Supporters and protesters try to outshout each other as Democratic National Committee head Debbie Wasserman Schultz calls for unity at the DNC in Philadelphia. Rough Cut (no reporter narration).

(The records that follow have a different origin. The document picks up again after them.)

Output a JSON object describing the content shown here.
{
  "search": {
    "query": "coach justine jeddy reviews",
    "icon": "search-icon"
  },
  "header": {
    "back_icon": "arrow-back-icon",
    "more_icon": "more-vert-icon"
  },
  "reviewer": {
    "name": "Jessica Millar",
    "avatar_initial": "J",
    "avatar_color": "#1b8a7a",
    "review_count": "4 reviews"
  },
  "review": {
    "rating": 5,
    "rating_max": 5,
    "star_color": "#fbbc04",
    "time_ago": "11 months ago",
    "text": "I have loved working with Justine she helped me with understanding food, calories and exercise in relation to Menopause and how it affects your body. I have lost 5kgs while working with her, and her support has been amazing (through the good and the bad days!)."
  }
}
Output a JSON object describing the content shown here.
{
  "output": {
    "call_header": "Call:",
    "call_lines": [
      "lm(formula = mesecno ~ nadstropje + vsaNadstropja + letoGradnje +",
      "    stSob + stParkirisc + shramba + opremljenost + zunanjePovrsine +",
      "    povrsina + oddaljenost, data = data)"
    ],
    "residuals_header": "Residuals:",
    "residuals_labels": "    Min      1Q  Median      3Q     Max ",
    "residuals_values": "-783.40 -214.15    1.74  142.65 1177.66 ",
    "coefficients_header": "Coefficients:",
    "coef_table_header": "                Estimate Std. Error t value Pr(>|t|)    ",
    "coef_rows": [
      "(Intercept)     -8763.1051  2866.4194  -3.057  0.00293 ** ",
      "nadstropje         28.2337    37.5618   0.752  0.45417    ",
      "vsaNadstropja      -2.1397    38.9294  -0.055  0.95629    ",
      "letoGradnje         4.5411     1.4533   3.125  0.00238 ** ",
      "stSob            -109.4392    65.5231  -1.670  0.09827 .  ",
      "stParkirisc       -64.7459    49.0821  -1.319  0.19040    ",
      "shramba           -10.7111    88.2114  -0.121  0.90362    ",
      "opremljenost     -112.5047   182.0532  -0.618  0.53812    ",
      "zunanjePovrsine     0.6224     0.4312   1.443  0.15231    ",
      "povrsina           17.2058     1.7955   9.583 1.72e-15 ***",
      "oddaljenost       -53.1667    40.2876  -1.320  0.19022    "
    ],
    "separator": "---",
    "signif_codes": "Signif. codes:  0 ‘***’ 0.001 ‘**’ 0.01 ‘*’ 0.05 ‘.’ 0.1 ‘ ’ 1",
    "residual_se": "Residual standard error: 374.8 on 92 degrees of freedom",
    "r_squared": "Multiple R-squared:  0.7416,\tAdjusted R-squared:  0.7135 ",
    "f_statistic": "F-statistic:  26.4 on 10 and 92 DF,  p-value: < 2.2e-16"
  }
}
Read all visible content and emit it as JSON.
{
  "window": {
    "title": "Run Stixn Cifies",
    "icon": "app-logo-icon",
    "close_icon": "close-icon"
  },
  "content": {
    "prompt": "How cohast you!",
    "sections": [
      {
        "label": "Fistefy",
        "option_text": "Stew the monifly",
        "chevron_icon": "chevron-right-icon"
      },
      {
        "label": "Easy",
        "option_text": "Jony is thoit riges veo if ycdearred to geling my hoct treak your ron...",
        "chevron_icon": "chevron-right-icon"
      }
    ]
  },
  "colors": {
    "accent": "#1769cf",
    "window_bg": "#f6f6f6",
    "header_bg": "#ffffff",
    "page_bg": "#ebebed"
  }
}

ROUGH CUT (NO REPORTER NARRATION) A raucous crowd in Philadelphia greets former Democratic National Committee head Debbie Wasserman Schultz who resigned on Sunday, effective at the end of the convention, after more than 19,000 DNC emails showed party officials working to undermine the insurgent presidential campaign of Clinton's primary rival, U.S. Senator Bernie Sanders. Trying to calm down the crowd, Schultz spoke on the importance of unity within the Democratic party. The disclosure of the emails angered Sanders' supporters and complicated Democratic plans to portray a convention image of no-drama competence in contrast to the volatile Donald Trump, who was formally nominated for president at a chaotic Republican convention in Cleveland last week. It also cast a shadow over preparations in Philadelphia for Clinton's coronation as the nominee to face Trump in the Nov. 8 presidential election. The former first lady, U.S. senator and secretary of state will be the first woman nominated for president by a major U.S. political party. The cache of emails leaked by the WikiLeaks website on Friday disclosed that DNC officials explored ways to undercut Sanders, including raising questions about whether the Vermont lawmaker, who is Jewish, was really an atheist. Sanders supporters were already dismayed that Clinton passed over liberal favorites like U.S. Senator Elizabeth Warren of Massachusetts to select the more moderate U.S. Senator Tim Kaine of Virginia as her vice presidential running mate.